§ Exercise material:
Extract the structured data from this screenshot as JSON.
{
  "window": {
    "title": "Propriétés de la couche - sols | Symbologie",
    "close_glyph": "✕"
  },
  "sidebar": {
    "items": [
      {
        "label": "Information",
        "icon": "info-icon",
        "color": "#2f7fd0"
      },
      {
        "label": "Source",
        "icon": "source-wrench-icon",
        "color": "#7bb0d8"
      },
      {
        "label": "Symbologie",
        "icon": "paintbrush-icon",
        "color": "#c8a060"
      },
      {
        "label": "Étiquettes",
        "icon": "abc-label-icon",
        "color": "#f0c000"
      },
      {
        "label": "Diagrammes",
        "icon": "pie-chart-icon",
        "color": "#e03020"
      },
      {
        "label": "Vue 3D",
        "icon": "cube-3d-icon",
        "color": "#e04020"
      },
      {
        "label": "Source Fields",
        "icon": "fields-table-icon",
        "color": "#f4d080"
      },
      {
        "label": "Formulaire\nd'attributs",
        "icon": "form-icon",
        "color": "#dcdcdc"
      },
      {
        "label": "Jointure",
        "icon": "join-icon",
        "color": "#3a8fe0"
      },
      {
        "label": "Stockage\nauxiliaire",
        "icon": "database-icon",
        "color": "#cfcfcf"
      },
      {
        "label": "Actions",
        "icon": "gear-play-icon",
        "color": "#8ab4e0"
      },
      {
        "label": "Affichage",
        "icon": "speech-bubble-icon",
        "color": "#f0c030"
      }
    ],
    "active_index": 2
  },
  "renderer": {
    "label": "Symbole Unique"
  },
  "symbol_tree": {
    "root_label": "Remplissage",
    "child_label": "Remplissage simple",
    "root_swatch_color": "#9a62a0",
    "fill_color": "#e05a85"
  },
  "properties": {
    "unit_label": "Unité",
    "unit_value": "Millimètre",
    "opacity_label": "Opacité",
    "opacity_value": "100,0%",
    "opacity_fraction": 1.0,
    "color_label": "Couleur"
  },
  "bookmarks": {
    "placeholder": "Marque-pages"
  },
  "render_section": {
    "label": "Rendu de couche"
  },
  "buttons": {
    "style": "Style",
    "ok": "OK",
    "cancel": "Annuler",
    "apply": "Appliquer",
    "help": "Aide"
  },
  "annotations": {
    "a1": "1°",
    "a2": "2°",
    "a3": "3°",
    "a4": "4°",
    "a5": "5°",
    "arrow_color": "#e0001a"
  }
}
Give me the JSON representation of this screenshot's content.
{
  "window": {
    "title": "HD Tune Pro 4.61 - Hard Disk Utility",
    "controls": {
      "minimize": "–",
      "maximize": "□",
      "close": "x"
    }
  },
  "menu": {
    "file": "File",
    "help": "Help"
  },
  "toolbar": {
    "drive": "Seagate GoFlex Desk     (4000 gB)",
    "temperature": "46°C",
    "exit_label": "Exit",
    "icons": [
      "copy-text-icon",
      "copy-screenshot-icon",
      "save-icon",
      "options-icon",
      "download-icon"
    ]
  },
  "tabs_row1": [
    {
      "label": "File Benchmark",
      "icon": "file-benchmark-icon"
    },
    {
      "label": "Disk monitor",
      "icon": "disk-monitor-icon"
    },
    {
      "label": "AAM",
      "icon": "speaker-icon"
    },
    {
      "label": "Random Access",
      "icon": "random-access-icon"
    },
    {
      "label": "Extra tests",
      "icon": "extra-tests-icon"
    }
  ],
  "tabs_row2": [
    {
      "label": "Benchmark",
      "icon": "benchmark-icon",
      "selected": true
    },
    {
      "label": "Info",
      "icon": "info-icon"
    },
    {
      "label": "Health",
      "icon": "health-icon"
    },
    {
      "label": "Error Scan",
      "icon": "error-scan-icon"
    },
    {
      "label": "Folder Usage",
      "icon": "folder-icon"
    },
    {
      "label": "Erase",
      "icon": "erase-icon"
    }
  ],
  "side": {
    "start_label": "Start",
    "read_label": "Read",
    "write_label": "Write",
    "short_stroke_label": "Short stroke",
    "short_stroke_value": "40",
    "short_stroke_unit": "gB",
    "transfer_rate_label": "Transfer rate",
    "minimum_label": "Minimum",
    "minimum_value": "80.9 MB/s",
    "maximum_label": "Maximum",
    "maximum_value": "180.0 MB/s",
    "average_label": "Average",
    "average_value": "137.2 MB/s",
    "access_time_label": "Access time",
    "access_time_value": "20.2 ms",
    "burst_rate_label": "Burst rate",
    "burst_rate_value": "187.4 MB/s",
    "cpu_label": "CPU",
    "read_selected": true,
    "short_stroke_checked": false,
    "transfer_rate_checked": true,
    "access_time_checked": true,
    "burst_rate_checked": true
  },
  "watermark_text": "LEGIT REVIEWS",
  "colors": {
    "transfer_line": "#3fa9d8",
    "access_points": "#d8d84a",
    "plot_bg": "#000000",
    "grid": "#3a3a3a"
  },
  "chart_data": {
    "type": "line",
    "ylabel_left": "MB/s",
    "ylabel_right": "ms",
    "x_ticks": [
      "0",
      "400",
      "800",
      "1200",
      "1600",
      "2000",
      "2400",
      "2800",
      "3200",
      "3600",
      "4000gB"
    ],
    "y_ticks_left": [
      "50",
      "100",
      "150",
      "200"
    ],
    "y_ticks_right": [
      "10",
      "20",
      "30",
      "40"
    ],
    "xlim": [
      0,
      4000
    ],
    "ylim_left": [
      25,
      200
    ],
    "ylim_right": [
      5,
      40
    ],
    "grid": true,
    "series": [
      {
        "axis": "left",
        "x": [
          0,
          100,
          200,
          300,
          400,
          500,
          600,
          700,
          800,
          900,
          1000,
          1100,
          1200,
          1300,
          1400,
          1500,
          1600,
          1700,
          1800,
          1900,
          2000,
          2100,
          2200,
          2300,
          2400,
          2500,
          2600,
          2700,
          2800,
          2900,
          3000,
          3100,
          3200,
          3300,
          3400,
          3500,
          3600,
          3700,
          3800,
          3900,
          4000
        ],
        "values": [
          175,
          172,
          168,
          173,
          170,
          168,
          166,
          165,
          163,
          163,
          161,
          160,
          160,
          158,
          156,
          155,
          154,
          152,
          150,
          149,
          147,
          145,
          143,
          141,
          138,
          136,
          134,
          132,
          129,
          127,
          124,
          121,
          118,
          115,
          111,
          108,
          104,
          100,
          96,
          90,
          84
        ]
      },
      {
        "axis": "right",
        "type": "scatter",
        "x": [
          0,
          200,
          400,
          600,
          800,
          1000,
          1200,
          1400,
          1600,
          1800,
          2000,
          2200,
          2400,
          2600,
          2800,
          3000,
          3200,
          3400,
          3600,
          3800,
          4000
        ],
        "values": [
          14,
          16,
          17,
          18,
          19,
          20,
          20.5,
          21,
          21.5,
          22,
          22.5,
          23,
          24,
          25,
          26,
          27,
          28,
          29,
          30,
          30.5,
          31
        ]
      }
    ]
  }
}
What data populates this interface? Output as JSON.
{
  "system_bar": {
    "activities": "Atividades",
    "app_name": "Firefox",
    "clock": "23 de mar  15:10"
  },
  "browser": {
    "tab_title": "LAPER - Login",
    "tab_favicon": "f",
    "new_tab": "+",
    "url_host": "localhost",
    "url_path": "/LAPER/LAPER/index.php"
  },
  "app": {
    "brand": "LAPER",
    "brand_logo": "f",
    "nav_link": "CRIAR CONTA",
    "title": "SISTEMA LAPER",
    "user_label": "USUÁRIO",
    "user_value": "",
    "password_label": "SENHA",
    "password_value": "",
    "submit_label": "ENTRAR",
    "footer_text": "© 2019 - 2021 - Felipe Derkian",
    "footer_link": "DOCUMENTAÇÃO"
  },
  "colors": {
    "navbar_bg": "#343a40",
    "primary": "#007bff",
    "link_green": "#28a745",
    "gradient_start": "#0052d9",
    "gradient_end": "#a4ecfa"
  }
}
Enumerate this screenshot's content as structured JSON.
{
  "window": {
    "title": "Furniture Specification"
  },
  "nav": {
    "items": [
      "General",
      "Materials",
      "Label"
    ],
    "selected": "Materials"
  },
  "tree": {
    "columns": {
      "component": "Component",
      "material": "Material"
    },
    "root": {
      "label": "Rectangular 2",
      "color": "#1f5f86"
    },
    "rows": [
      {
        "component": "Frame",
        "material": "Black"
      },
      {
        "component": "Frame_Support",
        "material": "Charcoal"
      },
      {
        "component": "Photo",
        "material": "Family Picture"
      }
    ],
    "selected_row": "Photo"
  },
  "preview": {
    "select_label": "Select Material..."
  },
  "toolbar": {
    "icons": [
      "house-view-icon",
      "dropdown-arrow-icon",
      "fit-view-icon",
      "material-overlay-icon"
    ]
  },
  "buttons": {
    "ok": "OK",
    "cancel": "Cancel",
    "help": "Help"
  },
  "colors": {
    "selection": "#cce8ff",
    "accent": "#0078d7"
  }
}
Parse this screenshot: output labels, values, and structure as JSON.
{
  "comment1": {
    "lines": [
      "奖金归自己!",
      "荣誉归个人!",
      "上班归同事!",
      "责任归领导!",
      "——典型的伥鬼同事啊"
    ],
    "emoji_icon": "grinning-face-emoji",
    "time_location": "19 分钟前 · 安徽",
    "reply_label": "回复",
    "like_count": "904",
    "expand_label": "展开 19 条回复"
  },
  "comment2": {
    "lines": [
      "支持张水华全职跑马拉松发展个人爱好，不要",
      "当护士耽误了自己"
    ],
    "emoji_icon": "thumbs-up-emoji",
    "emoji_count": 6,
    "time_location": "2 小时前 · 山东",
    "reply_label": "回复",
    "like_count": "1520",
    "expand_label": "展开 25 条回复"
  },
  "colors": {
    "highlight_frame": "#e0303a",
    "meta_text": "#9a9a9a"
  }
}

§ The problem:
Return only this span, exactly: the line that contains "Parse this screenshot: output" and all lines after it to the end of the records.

§ Written answer:
Parse this screenshot: output labels, values, and structure as JSON.
{
  "comment1": {
    "lines": [
      "奖金归自己!",
      "荣誉归个人!",
      "上班归同事!",
      "责任归领导!",
      "——典型的伥鬼同事啊"
    ],
    "emoji_icon": "grinning-face-emoji",
    "time_location": "19 分钟前 · 安徽",
    "reply_label": "回复",
    "like_count": "904",
    "expand_label": "展开 19 条回复"
  },
  "comment2": {
    "lines": [
      "支持张水华全职跑马拉松发展个人爱好，不要",
      "当护士耽误了自己"
    ],
    "emoji_icon": "thumbs-up-emoji",
    "emoji_count": 6,
    "time_location": "2 小时前 · 山东",
    "reply_label": "回复",
    "like_count": "1520",
    "expand_label": "展开 25 条回复"
  },
  "colors": {
    "highlight_frame": "#e0303a",
    "meta_text": "#9a9a9a"
  }
}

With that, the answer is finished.